| Exercise instructions |
Give the following records again in full and without alteration.

Records from a collection:

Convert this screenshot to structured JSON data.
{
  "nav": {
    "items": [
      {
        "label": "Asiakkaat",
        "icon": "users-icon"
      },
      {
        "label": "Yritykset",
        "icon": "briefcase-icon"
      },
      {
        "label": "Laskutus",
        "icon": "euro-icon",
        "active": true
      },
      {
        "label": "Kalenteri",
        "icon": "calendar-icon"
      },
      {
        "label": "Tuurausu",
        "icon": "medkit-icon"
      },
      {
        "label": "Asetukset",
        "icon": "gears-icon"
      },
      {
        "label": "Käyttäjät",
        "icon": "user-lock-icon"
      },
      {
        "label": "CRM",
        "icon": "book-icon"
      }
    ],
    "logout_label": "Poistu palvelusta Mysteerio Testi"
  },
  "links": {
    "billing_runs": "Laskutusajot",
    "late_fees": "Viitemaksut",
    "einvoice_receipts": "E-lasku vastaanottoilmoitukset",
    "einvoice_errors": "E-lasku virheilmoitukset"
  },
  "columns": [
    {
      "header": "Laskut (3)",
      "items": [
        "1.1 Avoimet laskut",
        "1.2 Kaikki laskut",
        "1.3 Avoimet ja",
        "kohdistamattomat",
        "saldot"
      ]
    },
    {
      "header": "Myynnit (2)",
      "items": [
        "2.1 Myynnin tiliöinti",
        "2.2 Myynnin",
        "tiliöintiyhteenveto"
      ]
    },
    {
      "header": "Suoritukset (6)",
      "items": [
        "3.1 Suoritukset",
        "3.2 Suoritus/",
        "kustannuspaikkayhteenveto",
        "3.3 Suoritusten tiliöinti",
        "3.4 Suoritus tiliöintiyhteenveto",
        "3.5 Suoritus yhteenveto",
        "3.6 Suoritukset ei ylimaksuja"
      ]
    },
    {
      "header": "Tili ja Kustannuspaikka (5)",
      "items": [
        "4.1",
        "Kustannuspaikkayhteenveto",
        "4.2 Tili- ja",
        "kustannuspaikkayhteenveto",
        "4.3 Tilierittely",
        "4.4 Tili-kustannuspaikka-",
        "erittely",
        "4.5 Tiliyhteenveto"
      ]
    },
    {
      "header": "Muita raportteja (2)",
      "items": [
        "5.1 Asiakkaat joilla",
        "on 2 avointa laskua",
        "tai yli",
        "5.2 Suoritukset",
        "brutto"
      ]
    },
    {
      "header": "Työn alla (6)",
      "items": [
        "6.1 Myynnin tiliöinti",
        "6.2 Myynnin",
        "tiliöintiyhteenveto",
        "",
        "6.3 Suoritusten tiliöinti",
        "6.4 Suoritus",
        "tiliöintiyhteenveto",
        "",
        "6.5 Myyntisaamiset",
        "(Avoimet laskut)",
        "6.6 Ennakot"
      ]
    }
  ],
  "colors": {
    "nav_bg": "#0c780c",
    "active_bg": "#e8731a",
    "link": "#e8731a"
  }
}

| Response to this exercise |
Convert this screenshot to structured JSON data.
{
  "nav": {
    "items": [
      {
        "label": "Asiakkaat",
        "icon": "users-icon"
      },
      {
        "label": "Yritykset",
        "icon": "briefcase-icon"
      },
      {
        "label": "Laskutus",
        "icon": "euro-icon",
        "active": true
      },
      {
        "label": "Kalenteri",
        "icon": "calendar-icon"
      },
      {
        "label": "Tuurausu",
        "icon": "medkit-icon"
      },
      {
        "label": "Asetukset",
        "icon": "gears-icon"
      },
      {
        "label": "Käyttäjät",
        "icon": "user-lock-icon"
      },
      {
        "label": "CRM",
        "icon": "book-icon"
      }
    ],
    "logout_label": "Poistu palvelusta Mysteerio Testi"
  },
  "links": {
    "billing_runs": "Laskutusajot",
    "late_fees": "Viitemaksut",
    "einvoice_receipts": "E-lasku vastaanottoilmoitukset",
    "einvoice_errors": "E-lasku virheilmoitukset"
  },
  "columns": [
    {
      "header": "Laskut (3)",
      "items": [
        "1.1 Avoimet laskut",
        "1.2 Kaikki laskut",
        "1.3 Avoimet ja",
        "kohdistamattomat",
        "saldot"
      ]
    },
    {
      "header": "Myynnit (2)",
      "items": [
        "2.1 Myynnin tiliöinti",
        "2.2 Myynnin",
        "tiliöintiyhteenveto"
      ]
    },
    {
      "header": "Suoritukset (6)",
      "items": [
        "3.1 Suoritukset",
        "3.2 Suoritus/",
        "kustannuspaikkayhteenveto",
        "3.3 Suoritusten tiliöinti",
        "3.4 Suoritus tiliöintiyhteenveto",
        "3.5 Suoritus yhteenveto",
        "3.6 Suoritukset ei ylimaksuja"
      ]
    },
    {
      "header": "Tili ja Kustannuspaikka (5)",
      "items": [
        "4.1",
        "Kustannuspaikkayhteenveto",
        "4.2 Tili- ja",
        "kustannuspaikkayhteenveto",
        "4.3 Tilierittely",
        "4.4 Tili-kustannuspaikka-",
        "erittely",
        "4.5 Tiliyhteenveto"
      ]
    },
    {
      "header": "Muita raportteja (2)",
      "items": [
        "5.1 Asiakkaat joilla",
        "on 2 avointa laskua",
        "tai yli",
        "5.2 Suoritukset",
        "brutto"
      ]
    },
    {
      "header": "Työn alla (6)",
      "items": [
        "6.1 Myynnin tiliöinti",
        "6.2 Myynnin",
        "tiliöintiyhteenveto",
        "",
        "6.3 Suoritusten tiliöinti",
        "6.4 Suoritus",
        "tiliöintiyhteenveto",
        "",
        "6.5 Myyntisaamiset",
        "(Avoimet laskut)",
        "6.6 Ennakot"
      ]
    }
  ],
  "colors": {
    "nav_bg": "#0c780c",
    "active_bg": "#e8731a",
    "link": "#e8731a"
  }
}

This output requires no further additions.